This conclusion is supported by two additional points. Musk removed a margin loan that could have been a problem from his $45 billion package, and rearranged the funding he needed to finance his bid. You don’t want to change the terms of funding you don’t need. Then there is the plain, time-tested fact that most fine-print M&A disputes almost always end with the two parties making up and consummating the transaction. A lawyer or several lawyers will be able to point out a few examples of transactions that went through all the courts. As it happens, in the most recent example from 2018, a court did allow German healthcare company Fresenius to walk away from its purchase of Akorn, a generic drug manufacturer, though the scale of Akorn’s problems do seem drastically greater than even the most fluffed-up figure about bots on Twitter.
Fresenius Akorn, however, is an exception.

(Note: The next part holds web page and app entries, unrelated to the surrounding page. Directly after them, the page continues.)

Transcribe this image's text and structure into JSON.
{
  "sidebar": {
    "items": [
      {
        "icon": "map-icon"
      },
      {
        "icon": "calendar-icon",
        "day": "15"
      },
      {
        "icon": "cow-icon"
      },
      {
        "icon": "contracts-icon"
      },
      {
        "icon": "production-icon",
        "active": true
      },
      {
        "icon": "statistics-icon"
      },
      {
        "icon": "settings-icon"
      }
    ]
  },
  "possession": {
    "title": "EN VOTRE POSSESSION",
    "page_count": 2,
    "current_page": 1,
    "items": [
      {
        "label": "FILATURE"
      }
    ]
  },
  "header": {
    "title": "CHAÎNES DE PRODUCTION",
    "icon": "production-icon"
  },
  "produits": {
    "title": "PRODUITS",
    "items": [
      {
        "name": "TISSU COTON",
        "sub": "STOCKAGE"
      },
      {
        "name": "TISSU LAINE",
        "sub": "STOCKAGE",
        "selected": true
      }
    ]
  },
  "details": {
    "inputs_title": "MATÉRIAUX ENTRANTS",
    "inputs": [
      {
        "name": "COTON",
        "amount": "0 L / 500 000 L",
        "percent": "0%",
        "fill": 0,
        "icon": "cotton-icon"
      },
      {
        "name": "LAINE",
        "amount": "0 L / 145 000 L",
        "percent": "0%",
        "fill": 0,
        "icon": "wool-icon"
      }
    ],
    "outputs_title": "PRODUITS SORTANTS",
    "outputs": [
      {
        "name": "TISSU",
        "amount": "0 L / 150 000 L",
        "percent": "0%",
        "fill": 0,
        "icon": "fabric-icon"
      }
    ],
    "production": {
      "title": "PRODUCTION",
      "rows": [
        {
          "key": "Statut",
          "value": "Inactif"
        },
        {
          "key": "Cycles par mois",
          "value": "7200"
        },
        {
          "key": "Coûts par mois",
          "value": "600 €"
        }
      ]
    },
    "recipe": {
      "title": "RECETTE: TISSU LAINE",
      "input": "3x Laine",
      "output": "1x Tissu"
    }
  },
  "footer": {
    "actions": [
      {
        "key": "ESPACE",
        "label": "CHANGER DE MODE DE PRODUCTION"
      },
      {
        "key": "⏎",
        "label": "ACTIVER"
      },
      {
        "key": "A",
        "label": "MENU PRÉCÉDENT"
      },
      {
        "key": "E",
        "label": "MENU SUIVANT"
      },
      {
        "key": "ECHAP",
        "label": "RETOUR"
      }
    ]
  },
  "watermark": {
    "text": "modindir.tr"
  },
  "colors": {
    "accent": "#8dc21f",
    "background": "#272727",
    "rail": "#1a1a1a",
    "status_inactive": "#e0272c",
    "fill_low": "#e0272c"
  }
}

More often than not, things generally conclude as they did for LVMH when it bought Tiffany & Co.. The two luxury companies sued each other in 2020 after LVMH tried to scupper a deal to buy Tiffany, citing the pandemic’s effects on the jeweler’s business. After Tiffany had agreed to pay a lower price of less than 3 percent, the two luxury companies settled outside court.
“If you want to get a discount on something, you don’t go and say, ‘I want a discount,’” says Andrew Verstein, co-director of UCLA’s Lowell Milken Institute for Business Law and Policy. “You just need to have some pretext on which a seller can go to their constituents and say, ‘Look, this guy drove a hard bargain, and he pointed out some issues, and we were willing to cut a new deal.’”